Chanchal- before and after the attack source:

Acid-attack victims not only undergo physical pain, but also have to cope with emotional trauma, social apathy, and financial burden. The treatment and reconstruction surgeries are very costly and the compensation that one gets from the government is nowhere enough to handle the expenses. Hence, the victims, as well as their families are forced to face innumerable hardships.

Ashish Shukla pointed out that the acid-attack victims not only face challenges regarding medical treatment and delayed compensation from the government but also encounter difficulties in empowering themselves and joining the mainstream. He opined that the biggest hurdle the victims faced is the attitude of the society that isolates them.

He said that, instead of sympathizing with the victims, the society should try its best to create a normal atmosphere around them so that they could join the mainstream and lead their lives peacefully.

Avjit Kumar points out that, the menace of acid-attacks could be effectively dealt with by instituting the fast track courts and punishing the guilty severely. Also, the ban on the sale of concentrated acids to common people must be properly implemented. Only a diluted acid that causes no harm to humans should be for sale.

But, all is not lost for the acid-attack victims. Just as every cloud has a silver lining, the victims are slowly coping with their lives and moving ahead towards success.

Laxmi has become one of the most renowned campaigners for the cause and has helped innumerable victims of acid-attack. She even hosted a television show in 2014. Sonali Mukherjee, another victim had suffered 70% burns finally found her true love and married him in April. Haseena Hussain who lost her eyesight in the attack on her is now working as a stenographer and is the sole bread-earner of the family.

Another success story is that of 'Sheroes Hangout' in Agra. The café, located in Taj Mahal, is India's first café run by acid-attack victims. The initiative was started by the Chhanv foundation as part of its efforts to empower the victims.

Ashish Shukla of Chhanv foundation who is closely associated with 'Sheroes Hangout' told NG that the café has four portions: a boutique, a book library, a handicraft section, and a coffee café. He further added that they have plans to start similar initiatives in other cities like Kanpur and Lucknow.

It is the duty of the society and the government to support the victims of acid-attack and empower them.

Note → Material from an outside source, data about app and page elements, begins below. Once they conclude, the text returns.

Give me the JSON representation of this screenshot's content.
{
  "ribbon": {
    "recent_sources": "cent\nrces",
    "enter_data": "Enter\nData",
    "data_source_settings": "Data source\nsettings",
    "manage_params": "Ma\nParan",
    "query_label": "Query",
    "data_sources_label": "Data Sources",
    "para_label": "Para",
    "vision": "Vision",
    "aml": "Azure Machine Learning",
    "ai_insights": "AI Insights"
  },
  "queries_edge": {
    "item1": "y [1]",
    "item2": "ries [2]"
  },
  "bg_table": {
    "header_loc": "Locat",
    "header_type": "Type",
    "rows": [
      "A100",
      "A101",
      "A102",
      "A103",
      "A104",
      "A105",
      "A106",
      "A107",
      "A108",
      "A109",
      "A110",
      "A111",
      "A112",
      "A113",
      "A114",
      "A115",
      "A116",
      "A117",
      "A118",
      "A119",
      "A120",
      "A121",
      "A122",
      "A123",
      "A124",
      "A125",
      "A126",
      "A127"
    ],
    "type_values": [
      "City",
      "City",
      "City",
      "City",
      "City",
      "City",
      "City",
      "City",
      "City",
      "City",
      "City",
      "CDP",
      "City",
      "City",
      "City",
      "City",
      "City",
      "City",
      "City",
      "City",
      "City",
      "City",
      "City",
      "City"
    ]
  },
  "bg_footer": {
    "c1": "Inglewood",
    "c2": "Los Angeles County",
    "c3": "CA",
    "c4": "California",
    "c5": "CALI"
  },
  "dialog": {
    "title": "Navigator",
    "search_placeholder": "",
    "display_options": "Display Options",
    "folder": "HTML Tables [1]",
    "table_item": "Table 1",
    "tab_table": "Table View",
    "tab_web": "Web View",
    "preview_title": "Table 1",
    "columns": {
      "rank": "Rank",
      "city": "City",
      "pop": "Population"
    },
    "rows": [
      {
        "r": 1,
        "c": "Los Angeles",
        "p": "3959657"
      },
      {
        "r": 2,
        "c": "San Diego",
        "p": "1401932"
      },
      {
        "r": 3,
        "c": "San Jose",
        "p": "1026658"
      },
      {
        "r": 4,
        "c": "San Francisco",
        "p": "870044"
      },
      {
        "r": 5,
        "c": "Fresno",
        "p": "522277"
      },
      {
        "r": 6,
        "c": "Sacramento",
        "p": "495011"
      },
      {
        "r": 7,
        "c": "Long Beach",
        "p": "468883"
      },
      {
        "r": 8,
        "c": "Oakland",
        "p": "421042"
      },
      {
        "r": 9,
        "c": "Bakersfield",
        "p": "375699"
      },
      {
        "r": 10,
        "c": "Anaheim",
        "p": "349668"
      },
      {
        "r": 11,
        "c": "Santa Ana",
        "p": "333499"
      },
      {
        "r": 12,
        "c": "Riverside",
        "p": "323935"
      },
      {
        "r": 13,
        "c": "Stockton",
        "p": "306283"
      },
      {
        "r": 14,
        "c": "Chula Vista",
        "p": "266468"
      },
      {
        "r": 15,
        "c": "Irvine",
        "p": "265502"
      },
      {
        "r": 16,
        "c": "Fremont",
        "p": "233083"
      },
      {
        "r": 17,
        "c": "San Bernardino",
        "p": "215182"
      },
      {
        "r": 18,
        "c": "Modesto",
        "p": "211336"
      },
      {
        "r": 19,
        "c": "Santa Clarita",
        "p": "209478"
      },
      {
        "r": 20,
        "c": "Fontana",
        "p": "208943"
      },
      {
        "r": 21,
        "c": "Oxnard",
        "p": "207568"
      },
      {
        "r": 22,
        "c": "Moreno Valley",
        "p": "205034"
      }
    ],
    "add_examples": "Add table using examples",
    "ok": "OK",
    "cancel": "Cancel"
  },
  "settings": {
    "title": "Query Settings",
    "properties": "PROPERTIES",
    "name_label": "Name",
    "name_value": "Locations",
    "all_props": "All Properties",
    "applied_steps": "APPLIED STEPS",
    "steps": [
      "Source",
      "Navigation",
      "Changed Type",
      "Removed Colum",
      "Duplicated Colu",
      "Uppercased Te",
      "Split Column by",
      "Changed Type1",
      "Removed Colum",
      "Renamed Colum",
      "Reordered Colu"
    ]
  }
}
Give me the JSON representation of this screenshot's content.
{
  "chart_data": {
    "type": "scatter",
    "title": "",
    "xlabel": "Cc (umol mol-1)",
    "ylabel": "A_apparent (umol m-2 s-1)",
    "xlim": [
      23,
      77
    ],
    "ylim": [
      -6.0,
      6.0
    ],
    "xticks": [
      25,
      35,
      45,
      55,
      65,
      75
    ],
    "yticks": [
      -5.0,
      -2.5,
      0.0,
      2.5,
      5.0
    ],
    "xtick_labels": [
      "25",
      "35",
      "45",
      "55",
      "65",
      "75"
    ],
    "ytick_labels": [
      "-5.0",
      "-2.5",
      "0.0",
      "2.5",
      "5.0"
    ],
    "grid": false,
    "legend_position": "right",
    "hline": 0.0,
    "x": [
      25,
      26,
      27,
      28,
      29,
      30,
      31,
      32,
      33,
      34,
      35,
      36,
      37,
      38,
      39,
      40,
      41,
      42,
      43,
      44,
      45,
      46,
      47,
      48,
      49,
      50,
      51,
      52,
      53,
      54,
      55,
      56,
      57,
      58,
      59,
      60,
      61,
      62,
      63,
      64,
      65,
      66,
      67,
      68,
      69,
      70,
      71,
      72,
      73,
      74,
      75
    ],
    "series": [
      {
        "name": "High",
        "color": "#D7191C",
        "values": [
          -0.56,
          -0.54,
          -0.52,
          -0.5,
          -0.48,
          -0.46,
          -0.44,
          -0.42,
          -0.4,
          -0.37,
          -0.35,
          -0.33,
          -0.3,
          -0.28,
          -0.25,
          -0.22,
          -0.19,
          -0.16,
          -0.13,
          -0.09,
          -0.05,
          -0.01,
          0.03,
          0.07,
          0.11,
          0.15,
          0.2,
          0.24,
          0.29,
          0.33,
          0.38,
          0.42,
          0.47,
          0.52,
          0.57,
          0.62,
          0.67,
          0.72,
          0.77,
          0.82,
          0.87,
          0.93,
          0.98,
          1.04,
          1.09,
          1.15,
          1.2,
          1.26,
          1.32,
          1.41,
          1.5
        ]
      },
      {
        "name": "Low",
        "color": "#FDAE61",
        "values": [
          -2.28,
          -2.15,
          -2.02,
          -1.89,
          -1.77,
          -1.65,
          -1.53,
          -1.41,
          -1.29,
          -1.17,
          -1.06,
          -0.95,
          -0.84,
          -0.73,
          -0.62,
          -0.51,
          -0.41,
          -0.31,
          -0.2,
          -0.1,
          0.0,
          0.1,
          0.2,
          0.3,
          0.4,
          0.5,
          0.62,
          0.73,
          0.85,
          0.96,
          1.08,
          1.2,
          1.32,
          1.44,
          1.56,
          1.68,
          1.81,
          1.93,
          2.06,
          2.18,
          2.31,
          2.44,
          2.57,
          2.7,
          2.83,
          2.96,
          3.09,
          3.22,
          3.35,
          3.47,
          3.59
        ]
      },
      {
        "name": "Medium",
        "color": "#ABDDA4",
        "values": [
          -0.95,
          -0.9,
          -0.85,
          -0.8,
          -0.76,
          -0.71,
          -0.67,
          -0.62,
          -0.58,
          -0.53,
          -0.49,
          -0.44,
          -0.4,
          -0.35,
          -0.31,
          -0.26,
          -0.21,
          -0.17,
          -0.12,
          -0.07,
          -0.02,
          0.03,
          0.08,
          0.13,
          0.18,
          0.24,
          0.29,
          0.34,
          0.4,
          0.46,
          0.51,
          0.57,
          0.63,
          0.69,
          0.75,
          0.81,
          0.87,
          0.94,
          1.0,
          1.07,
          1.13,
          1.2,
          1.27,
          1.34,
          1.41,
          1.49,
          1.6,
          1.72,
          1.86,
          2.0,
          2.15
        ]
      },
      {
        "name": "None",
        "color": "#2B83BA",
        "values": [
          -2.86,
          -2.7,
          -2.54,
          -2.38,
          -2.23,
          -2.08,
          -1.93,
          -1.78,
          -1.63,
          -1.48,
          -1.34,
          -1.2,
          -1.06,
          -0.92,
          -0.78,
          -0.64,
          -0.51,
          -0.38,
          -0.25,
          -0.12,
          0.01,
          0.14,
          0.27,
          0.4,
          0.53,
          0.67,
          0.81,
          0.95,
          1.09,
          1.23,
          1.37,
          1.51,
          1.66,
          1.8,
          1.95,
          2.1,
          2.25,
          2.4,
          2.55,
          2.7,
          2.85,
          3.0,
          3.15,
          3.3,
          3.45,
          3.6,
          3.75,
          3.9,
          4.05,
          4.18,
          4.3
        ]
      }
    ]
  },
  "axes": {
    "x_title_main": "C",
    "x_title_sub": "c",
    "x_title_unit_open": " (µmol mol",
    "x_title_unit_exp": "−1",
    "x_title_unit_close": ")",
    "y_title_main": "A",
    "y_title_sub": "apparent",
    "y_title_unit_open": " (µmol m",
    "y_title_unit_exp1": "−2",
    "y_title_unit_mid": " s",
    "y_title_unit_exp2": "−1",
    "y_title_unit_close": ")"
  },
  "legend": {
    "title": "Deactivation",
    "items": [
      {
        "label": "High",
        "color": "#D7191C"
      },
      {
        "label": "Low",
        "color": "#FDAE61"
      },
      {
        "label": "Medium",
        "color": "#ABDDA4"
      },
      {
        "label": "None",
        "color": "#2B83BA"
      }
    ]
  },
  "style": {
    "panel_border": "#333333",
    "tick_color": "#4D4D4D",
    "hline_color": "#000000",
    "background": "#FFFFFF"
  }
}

They must be filled with self-confidence and not treated with sympathy or apathy. The state governments should understand the seriousness of the acid-attack issue and take measures to prevent such attacks in the future. Etiquette rehabilitation should also be provided to the victims.